Cohron critter control
by Jennifer Cohron
Mar 09, 2014 | 1053 views | 0 0 comments | 114 114 recommendations | email to a friend | print
Jennifer Cohron
Jennifer Cohron
There are times when it’s so nice to have a man around the house.

Two such times that immediately come to mind are when a possum is living in one of your garbage cans and a mouse is making itself at home in your living room.

While I am strongly in favor of equal rights for women, I don’t think God intended for me to kill my own critters. That falls under the category of “duties of the husband” in our marriage.

Zac always rises to the challenge, although his extermination techniques might raise a few eyebrows.

Shortly after we moved into the house five years ago, we were joined by our first field mouse.

One afternoon it made the mistake of streaking across the living room floor while Zac was lounging on the couch. Quick-thinker that my husband is, he grabbed an empty drinking glass off the coffee table and swiftly brought it down on Mickey’s head.

About a week ago, I was in the bathroom when I started hearing strange noises coming from the kitchen.

I investigated, but nothing seemed amiss during the minute or so that I stood in the doorway.

I hoped that I had been the victim of an overactive imagination and returned to the bathroom to wrap up my late night potty break.

But as I sat down, I heard the unmistakable pitter patter of rodent feet coming from underneath the bathroom sink.

I ran through the house and practically jerked Zac out of bed. There was no sign of our unwelcome visitor when Zac followed me to the bathroom and bravely opened the cabinets.

A couple of nights later, the mouse caught me alone again. Wyatt was tucked snugly in his bed, and Zac was dozing on the couch.

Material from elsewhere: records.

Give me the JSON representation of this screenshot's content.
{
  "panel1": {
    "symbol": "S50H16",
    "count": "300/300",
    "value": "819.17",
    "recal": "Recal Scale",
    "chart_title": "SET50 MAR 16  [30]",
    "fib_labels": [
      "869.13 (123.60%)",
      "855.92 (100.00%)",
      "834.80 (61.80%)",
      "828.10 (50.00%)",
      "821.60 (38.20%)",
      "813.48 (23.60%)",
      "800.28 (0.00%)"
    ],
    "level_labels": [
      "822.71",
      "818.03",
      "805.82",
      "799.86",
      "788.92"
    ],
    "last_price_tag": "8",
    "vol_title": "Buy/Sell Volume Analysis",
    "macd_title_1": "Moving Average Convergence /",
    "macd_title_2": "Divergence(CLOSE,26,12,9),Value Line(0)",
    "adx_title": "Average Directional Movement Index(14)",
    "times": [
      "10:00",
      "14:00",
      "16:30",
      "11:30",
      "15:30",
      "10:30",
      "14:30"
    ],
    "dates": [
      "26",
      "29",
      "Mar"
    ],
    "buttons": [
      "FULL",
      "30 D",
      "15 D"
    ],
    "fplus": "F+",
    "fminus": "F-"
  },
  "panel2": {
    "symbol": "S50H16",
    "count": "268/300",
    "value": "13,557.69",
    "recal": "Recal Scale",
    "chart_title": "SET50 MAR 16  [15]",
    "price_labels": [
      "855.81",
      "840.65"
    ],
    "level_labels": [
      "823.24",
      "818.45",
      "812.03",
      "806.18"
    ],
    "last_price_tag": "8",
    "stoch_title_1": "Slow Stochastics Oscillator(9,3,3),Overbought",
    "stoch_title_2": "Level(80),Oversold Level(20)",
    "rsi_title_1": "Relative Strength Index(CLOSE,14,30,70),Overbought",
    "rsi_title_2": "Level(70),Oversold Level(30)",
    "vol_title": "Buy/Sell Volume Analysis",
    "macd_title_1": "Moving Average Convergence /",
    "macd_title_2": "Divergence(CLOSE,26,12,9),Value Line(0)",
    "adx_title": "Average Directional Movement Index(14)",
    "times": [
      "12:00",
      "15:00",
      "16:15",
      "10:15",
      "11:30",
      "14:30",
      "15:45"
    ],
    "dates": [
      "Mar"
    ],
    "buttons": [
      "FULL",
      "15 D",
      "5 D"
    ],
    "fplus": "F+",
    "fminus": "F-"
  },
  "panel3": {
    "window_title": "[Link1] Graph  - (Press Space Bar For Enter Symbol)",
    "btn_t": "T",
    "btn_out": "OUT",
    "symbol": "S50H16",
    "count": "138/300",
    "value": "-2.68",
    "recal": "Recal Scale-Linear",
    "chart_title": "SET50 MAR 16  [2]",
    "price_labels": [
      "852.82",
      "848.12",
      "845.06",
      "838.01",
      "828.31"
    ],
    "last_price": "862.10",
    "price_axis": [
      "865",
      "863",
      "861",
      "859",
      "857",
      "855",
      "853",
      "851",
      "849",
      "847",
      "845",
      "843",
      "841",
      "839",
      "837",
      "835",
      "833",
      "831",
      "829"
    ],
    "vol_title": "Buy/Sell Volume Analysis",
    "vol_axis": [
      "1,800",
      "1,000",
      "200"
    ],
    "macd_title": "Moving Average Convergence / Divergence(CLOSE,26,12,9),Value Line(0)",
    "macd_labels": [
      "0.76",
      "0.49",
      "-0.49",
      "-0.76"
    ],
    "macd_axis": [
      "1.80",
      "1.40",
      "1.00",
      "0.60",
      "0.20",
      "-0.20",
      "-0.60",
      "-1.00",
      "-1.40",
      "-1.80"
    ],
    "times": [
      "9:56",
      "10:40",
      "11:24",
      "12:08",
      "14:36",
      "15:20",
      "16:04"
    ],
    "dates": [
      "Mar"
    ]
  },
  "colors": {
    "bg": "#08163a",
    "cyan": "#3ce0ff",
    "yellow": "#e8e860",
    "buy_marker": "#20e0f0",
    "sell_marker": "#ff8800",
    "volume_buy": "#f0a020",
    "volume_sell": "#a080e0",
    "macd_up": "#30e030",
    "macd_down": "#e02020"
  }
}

I had just kicked back in the recliner to do some light reading when I saw a shadow out of the corner of my eye. I looked over just in time to see the little furball scurry behind the couch.

I got my revenge later that week when I was trying to boil some tea.

The burning smell being emitted from the stove eye was so strong that Zac told me to turn it off and use another one.

I obliged and went to the sink to wash some dishes.

A few minutes later, the mouse emerged from a crack between the stove and the cabinet and dove through a hole in the wall where our dishwasher used to be.

Once we realized what the smell must have been, I hoped that I had charred him so badly that he wouldn’t dare bring his whiskers into the light of day again.

He was either fearless or dumb because he made one final appearance Thursday night while I was in the shower.

Zac poked his head in the bathroom door and said, “Stay in here.”

“Why?” I asked, more confused than frightened.

“I killed Mickey” came the muffled reply.

“Where?” I cried.

“Living room.”


“Baseball bat.”

While playing Whack A Mole with a mouse is unique to say the least, it pales in comparison to bludgeoning a possum to death.

We thought stray dogs had been getting into our garbage a few months ago. Then Zac went outside one night to investigate sounds coming from near our trash cans.

“Come look at this,” he called a few seconds later.

I stepped onto the porch and peered over the railing into one of the cans. Two glowing eyes peered up at me.

I thought it was a puppy until Zac announced rather nonchalantly, “It’s a possum.”

I jumped back through the screen door and told him to get away from that thing before it attacked and gave one of us rabies.

After several mornings of having to pick up the trash strewn over our yard before he could go to work, Zac was ready to strangle the possum with his bare hands if necessary.

It must have sensed his anger and made itself scarce for a while. I had almost forgotten about him when Zac stood up one night and walked outside without saying a word.

“Took care of our possum problem,” he announced when he strode back in several minutes later.

I didn’t ask a lot of questions. All I know is I didn’t hear any sign of struggle and Zac said we wouldn’t be able to use that garbage can anymore.